Vascular dementia is caused by disruptions in blood flow to the brain, often resulting from a stroke or other conditions that damage blood vessels. It is the second most common type of dementia after Alzheimer's and can occur alone or alongside other forms of dementia. Risk factors for vascular dementia include age, a history of heart attacks or strokes, atherosclerosis, high cholesterol, high blood pressure, diabetes, smoking, abnormal heart rhythms like atrial fibrillation, and being overweight.
Symptoms of vascular dementia vary depending on the part of the brain affected by reduced blood flow. Unlike Alzheimer's, which primarily impacts memory, vascular dementia is more associated with speed of thinking and problem-solving. People with vascular dementia may experience confusion, reduced ability to concentrate, difficulty organizing thoughts and actions, trouble with tasks they used to handle easily, and declining communication skills. They may also show signs of restlessness, agitation, depression, hallucinations, and loss of interest in activities.
Vascular dementia can develop suddenly following a stroke (post-stroke dementia) or progress gradually after multiple strokes or transient ischemic attacks (TIAs). Preventing vascular dementia involves maintaining heart health and managing risk factors such as blood pressure, cholesterol levels, diabetes, and smoking. Regular physical activity, a healthy low-fat diet, and stress management are essential components of reducing the risk of vascular dementia.

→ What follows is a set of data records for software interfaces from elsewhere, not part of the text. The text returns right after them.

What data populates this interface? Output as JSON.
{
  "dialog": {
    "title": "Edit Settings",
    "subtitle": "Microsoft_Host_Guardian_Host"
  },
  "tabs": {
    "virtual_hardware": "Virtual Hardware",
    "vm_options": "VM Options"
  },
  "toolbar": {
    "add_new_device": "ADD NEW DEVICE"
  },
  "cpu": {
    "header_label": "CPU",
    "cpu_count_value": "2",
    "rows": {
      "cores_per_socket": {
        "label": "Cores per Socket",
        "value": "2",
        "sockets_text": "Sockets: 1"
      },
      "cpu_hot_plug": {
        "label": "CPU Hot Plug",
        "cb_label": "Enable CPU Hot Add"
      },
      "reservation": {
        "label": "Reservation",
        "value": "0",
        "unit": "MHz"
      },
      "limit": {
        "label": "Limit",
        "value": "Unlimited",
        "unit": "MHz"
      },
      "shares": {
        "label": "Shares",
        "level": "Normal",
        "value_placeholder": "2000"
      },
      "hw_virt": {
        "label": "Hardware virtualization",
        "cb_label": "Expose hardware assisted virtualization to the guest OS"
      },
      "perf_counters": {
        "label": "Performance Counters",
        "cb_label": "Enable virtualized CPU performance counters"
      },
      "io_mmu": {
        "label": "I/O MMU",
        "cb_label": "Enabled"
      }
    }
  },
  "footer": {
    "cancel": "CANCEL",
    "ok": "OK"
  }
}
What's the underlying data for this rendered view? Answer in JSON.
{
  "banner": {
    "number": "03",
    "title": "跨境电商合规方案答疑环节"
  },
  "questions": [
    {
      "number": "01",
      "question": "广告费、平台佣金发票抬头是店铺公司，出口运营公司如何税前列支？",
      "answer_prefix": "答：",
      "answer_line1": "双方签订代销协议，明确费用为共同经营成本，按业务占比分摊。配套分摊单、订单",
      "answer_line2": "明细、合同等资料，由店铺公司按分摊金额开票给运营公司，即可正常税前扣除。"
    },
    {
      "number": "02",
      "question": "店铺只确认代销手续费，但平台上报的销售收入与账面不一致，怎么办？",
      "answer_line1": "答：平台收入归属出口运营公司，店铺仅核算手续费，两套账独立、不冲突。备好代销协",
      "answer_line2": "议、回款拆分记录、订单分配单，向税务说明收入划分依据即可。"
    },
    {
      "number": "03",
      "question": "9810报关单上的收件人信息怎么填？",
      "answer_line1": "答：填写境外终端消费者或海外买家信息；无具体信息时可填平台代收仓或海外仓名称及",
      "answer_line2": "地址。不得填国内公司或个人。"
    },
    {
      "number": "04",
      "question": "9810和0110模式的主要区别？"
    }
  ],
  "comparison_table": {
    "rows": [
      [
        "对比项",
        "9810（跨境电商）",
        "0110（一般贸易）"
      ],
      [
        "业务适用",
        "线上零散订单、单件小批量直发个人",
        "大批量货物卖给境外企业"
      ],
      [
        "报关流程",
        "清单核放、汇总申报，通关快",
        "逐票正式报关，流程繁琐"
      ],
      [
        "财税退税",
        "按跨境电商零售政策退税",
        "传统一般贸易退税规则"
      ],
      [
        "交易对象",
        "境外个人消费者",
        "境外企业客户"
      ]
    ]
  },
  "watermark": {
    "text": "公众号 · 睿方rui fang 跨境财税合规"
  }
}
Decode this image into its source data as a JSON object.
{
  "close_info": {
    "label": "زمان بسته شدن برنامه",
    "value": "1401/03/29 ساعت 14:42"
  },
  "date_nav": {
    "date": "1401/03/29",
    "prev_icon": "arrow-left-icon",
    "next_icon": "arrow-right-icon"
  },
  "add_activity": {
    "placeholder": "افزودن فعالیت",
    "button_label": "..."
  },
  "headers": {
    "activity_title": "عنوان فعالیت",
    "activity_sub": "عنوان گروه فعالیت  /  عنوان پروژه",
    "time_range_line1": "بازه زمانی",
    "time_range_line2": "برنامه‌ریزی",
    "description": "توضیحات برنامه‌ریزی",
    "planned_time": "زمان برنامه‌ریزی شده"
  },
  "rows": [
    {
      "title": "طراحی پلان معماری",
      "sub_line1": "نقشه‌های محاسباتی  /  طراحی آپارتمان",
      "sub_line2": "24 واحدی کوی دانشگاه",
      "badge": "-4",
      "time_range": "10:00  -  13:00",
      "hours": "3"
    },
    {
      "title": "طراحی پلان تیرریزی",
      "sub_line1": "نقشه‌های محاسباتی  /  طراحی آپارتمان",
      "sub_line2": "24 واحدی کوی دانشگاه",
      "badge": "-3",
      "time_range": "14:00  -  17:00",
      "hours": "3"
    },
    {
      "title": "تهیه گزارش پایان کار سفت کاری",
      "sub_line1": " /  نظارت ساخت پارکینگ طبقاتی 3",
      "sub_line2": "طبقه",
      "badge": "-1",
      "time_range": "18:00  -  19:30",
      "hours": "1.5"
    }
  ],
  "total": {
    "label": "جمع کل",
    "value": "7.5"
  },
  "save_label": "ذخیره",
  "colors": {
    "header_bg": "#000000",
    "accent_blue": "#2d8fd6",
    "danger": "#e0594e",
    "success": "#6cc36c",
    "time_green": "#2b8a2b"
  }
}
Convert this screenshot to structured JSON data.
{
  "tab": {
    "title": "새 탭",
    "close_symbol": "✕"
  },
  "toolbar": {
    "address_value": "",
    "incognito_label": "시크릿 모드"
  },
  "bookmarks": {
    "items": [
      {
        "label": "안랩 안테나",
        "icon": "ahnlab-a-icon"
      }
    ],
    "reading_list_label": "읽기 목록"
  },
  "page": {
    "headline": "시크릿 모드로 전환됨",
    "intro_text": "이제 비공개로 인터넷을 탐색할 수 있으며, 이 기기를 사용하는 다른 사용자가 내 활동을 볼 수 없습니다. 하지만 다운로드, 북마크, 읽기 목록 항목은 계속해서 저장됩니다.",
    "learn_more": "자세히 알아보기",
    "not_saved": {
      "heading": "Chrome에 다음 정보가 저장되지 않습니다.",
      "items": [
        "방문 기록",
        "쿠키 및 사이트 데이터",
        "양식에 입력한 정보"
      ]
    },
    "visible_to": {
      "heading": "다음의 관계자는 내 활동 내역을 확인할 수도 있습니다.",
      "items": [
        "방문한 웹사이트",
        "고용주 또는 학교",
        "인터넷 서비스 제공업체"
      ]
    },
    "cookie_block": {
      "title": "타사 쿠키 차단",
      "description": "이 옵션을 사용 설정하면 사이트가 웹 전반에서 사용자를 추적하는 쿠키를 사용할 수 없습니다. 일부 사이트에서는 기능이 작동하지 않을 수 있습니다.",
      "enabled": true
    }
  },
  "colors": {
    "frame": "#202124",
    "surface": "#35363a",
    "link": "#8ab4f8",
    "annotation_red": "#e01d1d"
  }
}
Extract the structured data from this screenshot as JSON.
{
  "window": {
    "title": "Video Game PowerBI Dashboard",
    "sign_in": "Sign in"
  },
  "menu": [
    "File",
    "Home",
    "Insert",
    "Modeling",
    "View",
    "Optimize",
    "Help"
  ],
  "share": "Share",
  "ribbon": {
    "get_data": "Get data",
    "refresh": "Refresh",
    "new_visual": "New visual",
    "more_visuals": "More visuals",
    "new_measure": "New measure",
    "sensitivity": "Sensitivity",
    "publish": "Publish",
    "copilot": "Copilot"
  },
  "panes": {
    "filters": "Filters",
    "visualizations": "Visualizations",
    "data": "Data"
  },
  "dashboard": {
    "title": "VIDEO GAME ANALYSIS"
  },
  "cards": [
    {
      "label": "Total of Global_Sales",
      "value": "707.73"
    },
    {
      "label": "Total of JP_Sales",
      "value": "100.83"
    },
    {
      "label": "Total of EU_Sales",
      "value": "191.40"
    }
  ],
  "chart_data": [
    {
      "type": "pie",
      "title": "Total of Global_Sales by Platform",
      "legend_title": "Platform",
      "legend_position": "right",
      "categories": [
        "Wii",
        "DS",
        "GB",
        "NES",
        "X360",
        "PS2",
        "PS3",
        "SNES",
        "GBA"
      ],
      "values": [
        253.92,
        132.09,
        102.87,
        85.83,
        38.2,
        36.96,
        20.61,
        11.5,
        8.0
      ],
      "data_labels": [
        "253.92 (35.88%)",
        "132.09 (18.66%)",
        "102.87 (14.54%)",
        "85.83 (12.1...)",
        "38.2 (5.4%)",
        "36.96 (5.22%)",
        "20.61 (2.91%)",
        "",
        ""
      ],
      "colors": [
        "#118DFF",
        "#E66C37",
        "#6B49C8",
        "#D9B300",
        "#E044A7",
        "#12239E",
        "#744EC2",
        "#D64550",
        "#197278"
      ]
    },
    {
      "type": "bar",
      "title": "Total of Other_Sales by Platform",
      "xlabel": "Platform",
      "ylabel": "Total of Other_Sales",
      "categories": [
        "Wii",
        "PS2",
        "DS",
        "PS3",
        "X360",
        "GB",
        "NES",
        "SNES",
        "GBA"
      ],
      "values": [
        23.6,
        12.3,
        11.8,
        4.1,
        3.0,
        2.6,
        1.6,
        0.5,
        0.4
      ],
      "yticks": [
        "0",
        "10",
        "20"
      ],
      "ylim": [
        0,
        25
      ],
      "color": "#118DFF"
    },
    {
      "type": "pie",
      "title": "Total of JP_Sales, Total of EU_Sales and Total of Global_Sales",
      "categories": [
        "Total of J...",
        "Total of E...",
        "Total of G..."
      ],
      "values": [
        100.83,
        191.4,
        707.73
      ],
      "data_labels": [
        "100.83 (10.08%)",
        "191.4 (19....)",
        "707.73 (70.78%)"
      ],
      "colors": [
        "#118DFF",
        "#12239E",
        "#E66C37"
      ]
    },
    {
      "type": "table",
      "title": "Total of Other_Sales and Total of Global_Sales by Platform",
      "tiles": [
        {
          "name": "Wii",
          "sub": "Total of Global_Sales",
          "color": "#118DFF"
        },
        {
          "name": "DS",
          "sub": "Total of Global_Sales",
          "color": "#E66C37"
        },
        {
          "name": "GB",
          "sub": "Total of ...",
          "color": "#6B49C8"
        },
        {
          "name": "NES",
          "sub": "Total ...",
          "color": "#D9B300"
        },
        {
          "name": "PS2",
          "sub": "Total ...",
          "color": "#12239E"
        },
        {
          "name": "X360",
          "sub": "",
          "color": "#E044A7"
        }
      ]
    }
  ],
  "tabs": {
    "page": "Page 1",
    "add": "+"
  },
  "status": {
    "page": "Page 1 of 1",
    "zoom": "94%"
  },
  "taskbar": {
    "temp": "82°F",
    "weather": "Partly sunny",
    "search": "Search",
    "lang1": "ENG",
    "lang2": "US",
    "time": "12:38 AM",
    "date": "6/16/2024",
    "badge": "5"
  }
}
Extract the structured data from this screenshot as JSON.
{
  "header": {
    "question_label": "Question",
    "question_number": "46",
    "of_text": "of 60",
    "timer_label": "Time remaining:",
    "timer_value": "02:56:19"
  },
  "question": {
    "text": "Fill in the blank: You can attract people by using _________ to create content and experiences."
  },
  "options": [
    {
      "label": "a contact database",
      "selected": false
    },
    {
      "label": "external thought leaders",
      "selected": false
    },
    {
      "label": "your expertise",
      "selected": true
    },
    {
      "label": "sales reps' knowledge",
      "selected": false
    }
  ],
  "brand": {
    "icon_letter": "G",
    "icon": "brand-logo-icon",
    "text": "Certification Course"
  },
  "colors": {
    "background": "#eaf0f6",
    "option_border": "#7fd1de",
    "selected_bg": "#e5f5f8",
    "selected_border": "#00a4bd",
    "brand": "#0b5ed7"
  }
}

While vascular dementia remains a significant concern, the incidence is declining due to increased awareness and lifestyle changes that prioritize heart health. Preventive measures can have a positive impact on reducing the risk of developing vascular dementia and maintaining overall cognitive well-being.